▶
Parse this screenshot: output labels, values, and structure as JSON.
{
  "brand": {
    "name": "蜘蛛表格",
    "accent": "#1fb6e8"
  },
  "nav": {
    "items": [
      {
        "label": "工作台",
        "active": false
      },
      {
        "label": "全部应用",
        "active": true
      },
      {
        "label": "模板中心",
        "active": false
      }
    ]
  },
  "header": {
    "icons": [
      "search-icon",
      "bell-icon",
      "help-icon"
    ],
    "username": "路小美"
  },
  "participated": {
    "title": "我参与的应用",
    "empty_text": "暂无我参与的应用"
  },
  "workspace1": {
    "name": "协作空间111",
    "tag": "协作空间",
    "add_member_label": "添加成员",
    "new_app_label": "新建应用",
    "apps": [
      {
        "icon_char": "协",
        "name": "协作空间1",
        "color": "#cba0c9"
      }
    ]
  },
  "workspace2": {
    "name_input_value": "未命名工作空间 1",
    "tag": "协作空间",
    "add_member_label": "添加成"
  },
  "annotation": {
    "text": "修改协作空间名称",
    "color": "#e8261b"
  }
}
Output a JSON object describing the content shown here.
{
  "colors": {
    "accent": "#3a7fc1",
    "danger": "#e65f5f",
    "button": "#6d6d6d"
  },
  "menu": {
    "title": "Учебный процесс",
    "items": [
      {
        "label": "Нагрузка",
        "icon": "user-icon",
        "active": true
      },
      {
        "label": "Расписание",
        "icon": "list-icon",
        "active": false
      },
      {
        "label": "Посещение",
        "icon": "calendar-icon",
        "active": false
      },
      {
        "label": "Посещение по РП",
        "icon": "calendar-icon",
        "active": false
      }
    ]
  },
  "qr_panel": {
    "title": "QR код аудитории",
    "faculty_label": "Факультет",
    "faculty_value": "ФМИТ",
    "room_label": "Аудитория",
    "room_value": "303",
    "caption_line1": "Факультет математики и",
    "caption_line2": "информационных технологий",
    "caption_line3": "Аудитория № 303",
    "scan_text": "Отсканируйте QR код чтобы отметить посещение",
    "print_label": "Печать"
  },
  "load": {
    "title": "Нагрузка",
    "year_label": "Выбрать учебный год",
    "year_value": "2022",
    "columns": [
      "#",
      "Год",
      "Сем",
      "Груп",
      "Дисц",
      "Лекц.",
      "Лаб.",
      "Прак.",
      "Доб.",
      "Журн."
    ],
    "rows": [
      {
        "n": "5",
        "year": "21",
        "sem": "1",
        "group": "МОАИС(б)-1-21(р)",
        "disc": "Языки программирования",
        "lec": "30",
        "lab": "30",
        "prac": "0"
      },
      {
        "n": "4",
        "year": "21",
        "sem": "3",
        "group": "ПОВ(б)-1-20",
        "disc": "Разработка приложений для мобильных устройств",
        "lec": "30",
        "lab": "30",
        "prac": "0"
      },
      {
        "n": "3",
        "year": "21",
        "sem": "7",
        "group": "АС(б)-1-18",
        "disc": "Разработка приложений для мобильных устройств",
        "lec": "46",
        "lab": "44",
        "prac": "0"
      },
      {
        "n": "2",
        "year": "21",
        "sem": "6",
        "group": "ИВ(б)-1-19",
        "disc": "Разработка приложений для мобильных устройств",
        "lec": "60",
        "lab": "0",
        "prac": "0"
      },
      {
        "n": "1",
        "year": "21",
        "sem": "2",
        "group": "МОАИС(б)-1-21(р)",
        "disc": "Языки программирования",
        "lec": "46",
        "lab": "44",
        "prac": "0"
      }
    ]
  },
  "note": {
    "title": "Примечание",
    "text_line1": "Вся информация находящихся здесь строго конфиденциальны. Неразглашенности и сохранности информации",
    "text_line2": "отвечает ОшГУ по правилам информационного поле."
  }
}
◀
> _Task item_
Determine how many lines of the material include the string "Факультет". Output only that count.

> _Answer below_
2